[Study material — start]

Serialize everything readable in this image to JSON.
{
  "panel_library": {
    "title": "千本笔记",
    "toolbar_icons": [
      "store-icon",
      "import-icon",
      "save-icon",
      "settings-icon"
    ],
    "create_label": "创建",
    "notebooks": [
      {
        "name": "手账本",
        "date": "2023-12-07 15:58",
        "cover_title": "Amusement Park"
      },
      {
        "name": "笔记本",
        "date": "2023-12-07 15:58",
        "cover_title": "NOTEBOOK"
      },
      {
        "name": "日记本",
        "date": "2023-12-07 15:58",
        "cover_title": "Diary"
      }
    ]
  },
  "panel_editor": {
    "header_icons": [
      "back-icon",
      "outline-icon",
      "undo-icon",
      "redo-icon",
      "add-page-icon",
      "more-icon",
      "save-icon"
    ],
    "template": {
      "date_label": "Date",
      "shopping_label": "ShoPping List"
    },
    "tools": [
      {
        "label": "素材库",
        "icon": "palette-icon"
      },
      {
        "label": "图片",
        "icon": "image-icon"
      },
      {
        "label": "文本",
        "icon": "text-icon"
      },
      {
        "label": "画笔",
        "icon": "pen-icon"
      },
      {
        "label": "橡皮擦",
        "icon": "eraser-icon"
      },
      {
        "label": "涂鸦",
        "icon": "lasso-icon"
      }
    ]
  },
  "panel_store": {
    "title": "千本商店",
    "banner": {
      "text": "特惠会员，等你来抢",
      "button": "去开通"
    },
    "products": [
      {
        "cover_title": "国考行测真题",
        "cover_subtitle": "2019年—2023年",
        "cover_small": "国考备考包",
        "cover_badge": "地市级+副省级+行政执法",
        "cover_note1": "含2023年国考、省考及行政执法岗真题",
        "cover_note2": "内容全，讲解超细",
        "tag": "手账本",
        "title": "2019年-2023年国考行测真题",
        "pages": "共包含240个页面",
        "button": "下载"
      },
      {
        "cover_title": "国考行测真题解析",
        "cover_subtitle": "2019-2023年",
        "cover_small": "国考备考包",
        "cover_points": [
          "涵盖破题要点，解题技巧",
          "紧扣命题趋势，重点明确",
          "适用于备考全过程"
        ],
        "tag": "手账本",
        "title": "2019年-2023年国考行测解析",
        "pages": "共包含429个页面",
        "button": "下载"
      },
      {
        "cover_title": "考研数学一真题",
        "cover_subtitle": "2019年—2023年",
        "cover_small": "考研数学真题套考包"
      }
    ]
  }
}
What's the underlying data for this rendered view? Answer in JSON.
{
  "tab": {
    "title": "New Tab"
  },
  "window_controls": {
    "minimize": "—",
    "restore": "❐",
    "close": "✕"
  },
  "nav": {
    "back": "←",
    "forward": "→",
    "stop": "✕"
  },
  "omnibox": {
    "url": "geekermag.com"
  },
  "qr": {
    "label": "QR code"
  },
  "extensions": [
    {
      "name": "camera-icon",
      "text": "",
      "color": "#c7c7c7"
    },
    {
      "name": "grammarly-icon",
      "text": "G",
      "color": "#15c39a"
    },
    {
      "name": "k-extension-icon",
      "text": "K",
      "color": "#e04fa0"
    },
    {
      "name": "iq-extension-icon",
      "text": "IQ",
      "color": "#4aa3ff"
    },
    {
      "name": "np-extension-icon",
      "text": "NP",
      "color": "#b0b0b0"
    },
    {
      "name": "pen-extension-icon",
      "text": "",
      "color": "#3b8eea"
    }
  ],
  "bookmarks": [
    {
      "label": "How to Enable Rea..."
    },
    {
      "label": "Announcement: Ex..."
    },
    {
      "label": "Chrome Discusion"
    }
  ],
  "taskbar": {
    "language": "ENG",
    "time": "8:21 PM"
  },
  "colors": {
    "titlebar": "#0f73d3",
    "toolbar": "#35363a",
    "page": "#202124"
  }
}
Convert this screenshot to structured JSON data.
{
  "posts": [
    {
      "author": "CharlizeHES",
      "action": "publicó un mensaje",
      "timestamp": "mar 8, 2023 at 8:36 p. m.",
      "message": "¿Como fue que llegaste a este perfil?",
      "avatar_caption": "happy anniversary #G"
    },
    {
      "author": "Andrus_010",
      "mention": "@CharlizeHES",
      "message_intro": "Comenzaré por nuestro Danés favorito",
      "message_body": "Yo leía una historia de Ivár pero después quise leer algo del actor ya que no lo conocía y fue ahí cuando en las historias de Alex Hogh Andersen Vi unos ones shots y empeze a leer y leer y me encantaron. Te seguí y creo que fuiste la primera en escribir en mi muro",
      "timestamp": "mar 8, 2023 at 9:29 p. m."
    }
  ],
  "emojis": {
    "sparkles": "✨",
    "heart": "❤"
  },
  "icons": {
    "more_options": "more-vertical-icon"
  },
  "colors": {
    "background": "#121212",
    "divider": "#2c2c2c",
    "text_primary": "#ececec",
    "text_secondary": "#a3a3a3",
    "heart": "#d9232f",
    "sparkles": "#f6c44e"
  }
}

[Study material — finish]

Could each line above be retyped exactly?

Serialize everything readable in this image to JSON.
{
  "panel_library": {
    "title": "千本笔记",
    "toolbar_icons": [
      "store-icon",
      "import-icon",
      "save-icon",
      "settings-icon"
    ],
    "create_label": "创建",
    "notebooks": [
      {
        "name": "手账本",
        "date": "2023-12-07 15:58",
        "cover_title": "Amusement Park"
      },
      {
        "name": "笔记本",
        "date": "2023-12-07 15:58",
        "cover_title": "NOTEBOOK"
      },
      {
        "name": "日记本",
        "date": "2023-12-07 15:58",
        "cover_title": "Diary"
      }
    ]
  },
  "panel_editor": {
    "header_icons": [
      "back-icon",
      "outline-icon",
      "undo-icon",
      "redo-icon",
      "add-page-icon",
      "more-icon",
      "save-icon"
    ],
    "template": {
      "date_label": "Date",
      "shopping_label": "ShoPping List"
    },
    "tools": [
      {
        "label": "素材库",
        "icon": "palette-icon"
      },
      {
        "label": "图片",
        "icon": "image-icon"
      },
      {
        "label": "文本",
        "icon": "text-icon"
      },
      {
        "label": "画笔",
        "icon": "pen-icon"
      },
      {
        "label": "橡皮擦",
        "icon": "eraser-icon"
      },
      {
        "label": "涂鸦",
        "icon": "lasso-icon"
      }
    ]
  },
  "panel_store": {
    "title": "千本商店",
    "banner": {
      "text": "特惠会员，等你来抢",
      "button": "去开通"
    },
    "products": [
      {
        "cover_title": "国考行测真题",
        "cover_subtitle": "2019年—2023年",
        "cover_small": "国考备考包",
        "cover_badge": "地市级+副省级+行政执法",
        "cover_note1": "含2023年国考、省考及行政执法岗真题",
        "cover_note2": "内容全，讲解超细",
        "tag": "手账本",
        "title": "2019年-2023年国考行测真题",
        "pages": "共包含240个页面",
        "button": "下载"
      },
      {
        "cover_title": "国考行测真题解析",
        "cover_subtitle": "2019-2023年",
        "cover_small": "国考备考包",
        "cover_points": [
          "涵盖破题要点，解题技巧",
          "紧扣命题趋势，重点明确",
          "适用于备考全过程"
        ],
        "tag": "手账本",
        "title": "2019年-2023年国考行测解析",
        "pages": "共包含429个页面",
        "button": "下载"
      },
      {
        "cover_title": "考研数学一真题",
        "cover_subtitle": "2019年—2023年",
        "cover_small": "考研数学真题套考包"
      }
    ]
  }
}
What's the underlying data for this rendered view? Answer in JSON.
{
  "tab": {
    "title": "New Tab"
  },
  "window_controls": {
    "minimize": "—",
    "restore": "❐",
    "close": "✕"
  },
  "nav": {
    "back": "←",
    "forward": "→",
    "stop": "✕"
  },
  "omnibox": {
    "url": "geekermag.com"
  },
  "qr": {
    "label": "QR code"
  },
  "extensions": [
    {
      "name": "camera-icon",
      "text": "",
      "color": "#c7c7c7"
    },
    {
      "name": "grammarly-icon",
      "text": "G",
      "color": "#15c39a"
    },
    {
      "name": "k-extension-icon",
      "text": "K",
      "color": "#e04fa0"
    },
    {
      "name": "iq-extension-icon",
      "text": "IQ",
      "color": "#4aa3ff"
    },
    {
      "name": "np-extension-icon",
      "text": "NP",
      "color": "#b0b0b0"
    },
    {
      "name": "pen-extension-icon",
      "text": "",
      "color": "#3b8eea"
    }
  ],
  "bookmarks": [
    {
      "label": "How to Enable Rea..."
    },
    {
      "label": "Announcement: Ex..."
    },
    {
      "label": "Chrome Discusion"
    }
  ],
  "taskbar": {
    "language": "ENG",
    "time": "8:21 PM"
  },
  "colors": {
    "titlebar": "#0f73d3",
    "toolbar": "#35363a",
    "page": "#202124"
  }
}
Convert this screenshot to structured JSON data.
{
  "posts": [
    {
      "author": "CharlizeHES",
      "action": "publicó un mensaje",
      "timestamp": "mar 8, 2023 at 8:36 p. m.",
      "message": "¿Como fue que llegaste a este perfil?",
      "avatar_caption": "happy anniversary #G"
    },
    {
      "author": "Andrus_010",
      "mention": "@CharlizeHES",
      "message_intro": "Comenzaré por nuestro Danés favorito",
      "message_body": "Yo leía una historia de Ivár pero después quise leer algo del actor ya que no lo conocía y fue ahí cuando en las historias de Alex Hogh Andersen Vi unos ones shots y empeze a leer y leer y me encantaron. Te seguí y creo que fuiste la primera en escribir en mi muro",
      "timestamp": "mar 8, 2023 at 9:29 p. m."
    }
  ],
  "emojis": {
    "sparkles": "✨",
    "heart": "❤"
  },
  "icons": {
    "more_options": "more-vertical-icon"
  },
  "colors": {
    "background": "#121212",
    "divider": "#2c2c2c",
    "text_primary": "#ececec",
    "text_secondary": "#a3a3a3",
    "heart": "#d9232f",
    "sparkles": "#f6c44e"
  }
}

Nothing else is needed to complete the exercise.